── Exercise materials ──

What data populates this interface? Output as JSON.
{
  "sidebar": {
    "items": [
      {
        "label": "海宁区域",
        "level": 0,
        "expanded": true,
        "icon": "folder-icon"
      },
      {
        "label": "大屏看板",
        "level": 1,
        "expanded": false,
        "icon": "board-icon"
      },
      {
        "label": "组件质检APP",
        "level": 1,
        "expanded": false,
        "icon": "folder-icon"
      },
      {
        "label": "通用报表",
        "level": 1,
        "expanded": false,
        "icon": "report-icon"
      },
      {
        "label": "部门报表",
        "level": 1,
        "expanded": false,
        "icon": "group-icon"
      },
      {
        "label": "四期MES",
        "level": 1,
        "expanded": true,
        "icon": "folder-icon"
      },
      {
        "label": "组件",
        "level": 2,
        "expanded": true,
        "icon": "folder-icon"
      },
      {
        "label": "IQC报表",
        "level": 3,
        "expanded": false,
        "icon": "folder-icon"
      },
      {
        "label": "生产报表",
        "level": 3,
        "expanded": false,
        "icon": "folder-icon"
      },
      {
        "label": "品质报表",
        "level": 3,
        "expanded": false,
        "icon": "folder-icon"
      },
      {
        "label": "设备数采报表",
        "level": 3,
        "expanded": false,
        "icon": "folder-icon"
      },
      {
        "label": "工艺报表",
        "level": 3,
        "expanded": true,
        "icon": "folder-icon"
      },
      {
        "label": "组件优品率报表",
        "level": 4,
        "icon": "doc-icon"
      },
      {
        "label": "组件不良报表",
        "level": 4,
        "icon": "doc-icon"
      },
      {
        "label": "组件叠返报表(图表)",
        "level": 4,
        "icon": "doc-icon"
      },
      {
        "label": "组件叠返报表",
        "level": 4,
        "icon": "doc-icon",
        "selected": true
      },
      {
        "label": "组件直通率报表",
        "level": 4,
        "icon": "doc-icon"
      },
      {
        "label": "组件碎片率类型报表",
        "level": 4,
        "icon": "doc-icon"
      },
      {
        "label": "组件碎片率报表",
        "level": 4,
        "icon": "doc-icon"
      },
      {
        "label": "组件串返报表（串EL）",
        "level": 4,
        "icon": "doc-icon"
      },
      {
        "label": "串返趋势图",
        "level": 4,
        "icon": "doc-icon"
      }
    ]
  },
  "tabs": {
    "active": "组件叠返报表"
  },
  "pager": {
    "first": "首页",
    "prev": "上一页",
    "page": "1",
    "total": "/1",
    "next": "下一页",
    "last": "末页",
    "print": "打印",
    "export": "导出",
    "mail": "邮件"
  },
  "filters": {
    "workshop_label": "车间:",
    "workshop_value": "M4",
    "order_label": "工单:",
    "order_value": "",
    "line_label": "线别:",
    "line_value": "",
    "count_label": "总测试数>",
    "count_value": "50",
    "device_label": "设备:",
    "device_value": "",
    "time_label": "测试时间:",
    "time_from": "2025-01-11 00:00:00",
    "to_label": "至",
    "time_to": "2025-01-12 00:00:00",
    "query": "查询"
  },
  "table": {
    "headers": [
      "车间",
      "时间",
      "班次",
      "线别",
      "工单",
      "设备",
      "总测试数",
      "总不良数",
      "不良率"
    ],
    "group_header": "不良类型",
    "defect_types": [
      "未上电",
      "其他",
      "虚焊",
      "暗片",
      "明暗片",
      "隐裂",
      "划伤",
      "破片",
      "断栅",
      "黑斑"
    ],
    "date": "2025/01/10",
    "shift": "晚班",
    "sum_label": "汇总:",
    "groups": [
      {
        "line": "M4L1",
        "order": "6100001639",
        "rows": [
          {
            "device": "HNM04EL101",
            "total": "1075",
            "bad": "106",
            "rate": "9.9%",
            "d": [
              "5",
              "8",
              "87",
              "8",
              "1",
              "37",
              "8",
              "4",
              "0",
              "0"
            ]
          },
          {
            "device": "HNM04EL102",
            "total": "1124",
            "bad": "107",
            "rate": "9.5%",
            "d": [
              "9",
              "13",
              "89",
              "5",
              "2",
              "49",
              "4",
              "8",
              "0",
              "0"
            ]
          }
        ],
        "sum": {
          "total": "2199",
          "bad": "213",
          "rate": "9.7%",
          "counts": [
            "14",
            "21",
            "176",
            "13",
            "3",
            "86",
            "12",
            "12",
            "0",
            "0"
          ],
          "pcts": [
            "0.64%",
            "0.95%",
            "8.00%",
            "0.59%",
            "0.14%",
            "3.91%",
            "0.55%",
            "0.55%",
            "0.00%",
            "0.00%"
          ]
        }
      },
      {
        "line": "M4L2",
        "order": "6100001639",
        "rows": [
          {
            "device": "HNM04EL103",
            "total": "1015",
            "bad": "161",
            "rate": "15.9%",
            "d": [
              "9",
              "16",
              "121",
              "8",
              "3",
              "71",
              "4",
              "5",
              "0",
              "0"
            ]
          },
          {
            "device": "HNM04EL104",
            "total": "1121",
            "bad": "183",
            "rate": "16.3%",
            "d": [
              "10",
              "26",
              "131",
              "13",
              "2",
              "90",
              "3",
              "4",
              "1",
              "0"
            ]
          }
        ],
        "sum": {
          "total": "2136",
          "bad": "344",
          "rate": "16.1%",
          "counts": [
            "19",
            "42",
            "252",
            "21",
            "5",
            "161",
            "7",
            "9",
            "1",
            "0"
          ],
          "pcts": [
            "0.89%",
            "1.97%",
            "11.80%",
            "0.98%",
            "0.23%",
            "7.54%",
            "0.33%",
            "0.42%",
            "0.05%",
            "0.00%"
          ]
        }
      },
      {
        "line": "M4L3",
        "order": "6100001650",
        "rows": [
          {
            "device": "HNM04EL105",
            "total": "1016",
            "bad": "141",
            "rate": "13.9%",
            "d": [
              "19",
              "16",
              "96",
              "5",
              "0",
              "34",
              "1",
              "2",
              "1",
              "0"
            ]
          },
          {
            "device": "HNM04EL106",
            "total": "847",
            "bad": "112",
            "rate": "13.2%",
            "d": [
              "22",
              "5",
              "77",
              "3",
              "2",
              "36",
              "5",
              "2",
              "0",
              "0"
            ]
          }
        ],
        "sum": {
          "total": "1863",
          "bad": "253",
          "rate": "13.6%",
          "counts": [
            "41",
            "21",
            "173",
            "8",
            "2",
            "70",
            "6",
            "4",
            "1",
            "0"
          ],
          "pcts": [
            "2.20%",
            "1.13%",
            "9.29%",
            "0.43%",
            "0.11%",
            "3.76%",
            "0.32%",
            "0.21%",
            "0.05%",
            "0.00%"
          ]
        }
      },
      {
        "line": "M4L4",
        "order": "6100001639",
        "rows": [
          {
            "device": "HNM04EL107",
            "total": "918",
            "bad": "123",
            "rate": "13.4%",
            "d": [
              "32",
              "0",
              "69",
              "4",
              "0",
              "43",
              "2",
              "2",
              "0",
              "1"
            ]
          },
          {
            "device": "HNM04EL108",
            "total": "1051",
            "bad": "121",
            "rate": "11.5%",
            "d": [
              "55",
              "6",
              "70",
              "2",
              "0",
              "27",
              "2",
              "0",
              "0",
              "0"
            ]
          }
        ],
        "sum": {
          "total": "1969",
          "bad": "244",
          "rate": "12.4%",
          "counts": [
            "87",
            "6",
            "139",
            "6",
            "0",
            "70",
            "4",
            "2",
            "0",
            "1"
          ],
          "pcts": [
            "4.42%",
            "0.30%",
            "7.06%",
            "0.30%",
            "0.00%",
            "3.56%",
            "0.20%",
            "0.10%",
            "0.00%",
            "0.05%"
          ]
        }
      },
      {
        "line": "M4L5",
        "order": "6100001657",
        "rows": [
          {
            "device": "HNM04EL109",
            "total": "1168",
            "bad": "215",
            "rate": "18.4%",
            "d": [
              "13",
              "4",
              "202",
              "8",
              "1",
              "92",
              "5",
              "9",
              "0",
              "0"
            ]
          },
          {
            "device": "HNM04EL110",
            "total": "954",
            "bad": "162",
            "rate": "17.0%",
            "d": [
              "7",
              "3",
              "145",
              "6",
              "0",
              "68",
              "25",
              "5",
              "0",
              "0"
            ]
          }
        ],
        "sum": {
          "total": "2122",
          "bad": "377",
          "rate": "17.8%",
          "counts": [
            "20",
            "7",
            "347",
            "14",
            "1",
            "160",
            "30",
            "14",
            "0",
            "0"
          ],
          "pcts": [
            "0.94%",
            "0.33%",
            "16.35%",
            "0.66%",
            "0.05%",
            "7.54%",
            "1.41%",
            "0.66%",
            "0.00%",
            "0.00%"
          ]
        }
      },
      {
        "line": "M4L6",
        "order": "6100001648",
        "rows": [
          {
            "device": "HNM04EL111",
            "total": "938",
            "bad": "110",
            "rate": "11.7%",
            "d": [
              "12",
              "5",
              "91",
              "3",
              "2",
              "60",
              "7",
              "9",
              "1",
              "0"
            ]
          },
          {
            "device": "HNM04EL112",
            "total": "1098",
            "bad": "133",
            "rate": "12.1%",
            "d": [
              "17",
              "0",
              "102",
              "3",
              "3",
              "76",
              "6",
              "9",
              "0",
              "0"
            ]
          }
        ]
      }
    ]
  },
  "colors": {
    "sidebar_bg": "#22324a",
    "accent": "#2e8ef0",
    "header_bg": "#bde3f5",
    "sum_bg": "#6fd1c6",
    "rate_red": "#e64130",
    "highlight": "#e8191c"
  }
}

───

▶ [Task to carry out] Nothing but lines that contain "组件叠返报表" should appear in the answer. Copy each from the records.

▶ [Reply to the task]
        "label": "组件叠返报表(图表)",
        "label": "组件叠返报表",
    "active": "组件叠返报表"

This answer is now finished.